    if we have good reasons not to?
  49. Ethical Egoism

  50. Ethical Egoism Rand’s Argument

  51. Ethical Egoism Rand’s Argument p1 Individuality is the source of

    all value in human life – it is what distinguishes us from animals.
  52. Ethical Egoism Rand’s Argument p1 Individuality is the source of

    all value in human life – it is what distinguishes us from animals. p2 When you put others first you deny your own value.
  53. Ethical Egoism Rand’s Argument p1 Individuality is the source of

    all value in human life – it is what distinguishes us from animals. p2 When you put others first you deny your own value. c This makes ethics inherently wrong, and shows why selfish action is alone valuable.
  54. Ethical Egoism Rand’s Argument p1 Individuality is the source of

    all value in human life – it is what distinguishes us from animals. p2 When you put others first you deny your own value. c This makes ethics inherently wrong, and shows why selfish action is alone valuable. This argument was offered by the advocate of “the virtue of selfishness” Ayn Rand (1905–1982).
  55. Ethical Egoism Rand’s Argument p1 Individuality is the source of

    all value in human life – it is what distinguishes us from animals. p2 When you put others first you deny your own value. c This makes ethics inherently wrong, and shows why selfish action is alone valuable. This argument was offered by the advocate of “the virtue of selfishness” Ayn Rand (1905–1982). Is there no value in cooperation – is life really a zero sum game?
  56. Ethical Egoism

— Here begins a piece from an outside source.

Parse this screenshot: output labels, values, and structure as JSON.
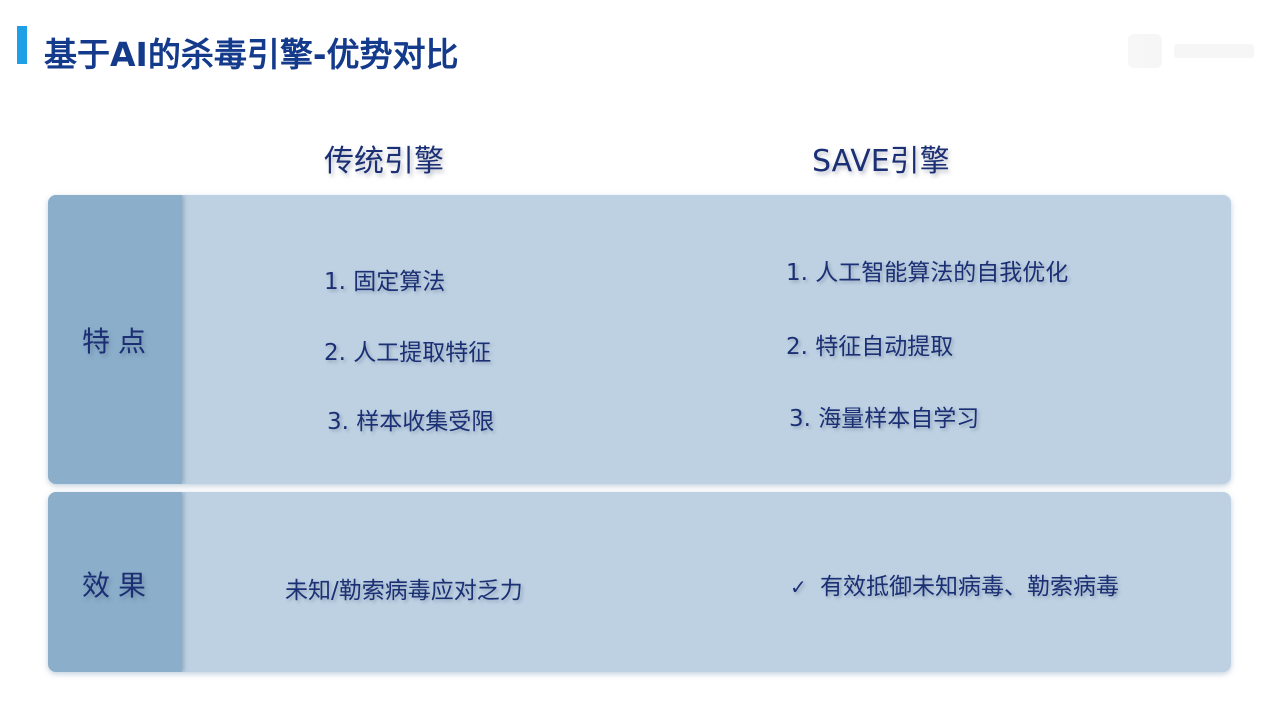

  57. Ethical Egoism the capitalist’s argument

  58. Ethical Egoism the capitalist’s argument p1 Competition leads to the

    best social outcome: greater wealth, innovation, etc.
  59. Ethical Egoism the capitalist’s argument p1 Competition leads to the

    best social outcome: greater wealth, innovation, etc. p2 The best way to encourage competition is to pursue selfish gain, ignoring the losers.
  60. Ethical Egoism the capitalist’s argument p1 Competition leads to the

    best social outcome: greater wealth, innovation, etc. p2 The best way to encourage competition is to pursue selfish gain, ignoring the losers. c So we are justified in pursuing exclusively private, selfish goals.
  61. Ethical Egoism the capitalist’s argument p1 Competition leads to the

    best social outcome: greater wealth, innovation, etc. p2 The best way to encourage competition is to pursue selfish gain, ignoring the losers. c So we are justified in pursuing exclusively private, selfish goals. But without some intervention in competitive arenas, early winners dominate and undermine competition.
  62. Ethical Egoism the capitalist’s argument p1 Competition leads to the

    best social outcome: greater wealth, innovation, etc. p2 The best way to encourage competition is to pursue selfish gain, ignoring the losers. c So we are justified in pursuing exclusively private, selfish goals. But without some intervention in competitive arenas, early winners dominate and undermine competition. How can an argument for selfishness be based on concern for all of us?!
  63. summary: egoism

  64. summary: egoism claims ! Psychological: we are all inherently selfish.

    ! Ethical: we should all be selfish and should never put others first.
  65. summary: egoism claims ! Psychological: we are all inherently selfish.

    ! Ethical: we should all be selfish and should never put others first. consequences " Psychological: ethics is impossible. " Ethical: ethics is wrong. " Both: selfishness is rational.
  66. summary: egoism claims ! Psychological: we are all inherently selfish.

    ! Ethical: we should all be selfish and should never put others first. consequences " Psychological: ethics is impossible. " Ethical: ethics is wrong. " Both: selfishness is rational. arguments O My reasons are mine. O Reinterpreting motives. O Rand’s argument. O Capitalist’s argument.
  67. summary: egoism claims ! Psychological: we are all inherently selfish.

    ! Ethical: we should all be selfish and should never put others first. consequences " Psychological: ethics is impossible. " Ethical: ethics is wrong. " Both: selfishness is rational. arguments O My reasons are mine. O Reinterpreting motives. O Rand’s argument. O Capitalist’s argument. evaluation  Weak arguments.  Psychological egoism fails as explanation of behavior.  Ethical egoism misses value of helping others.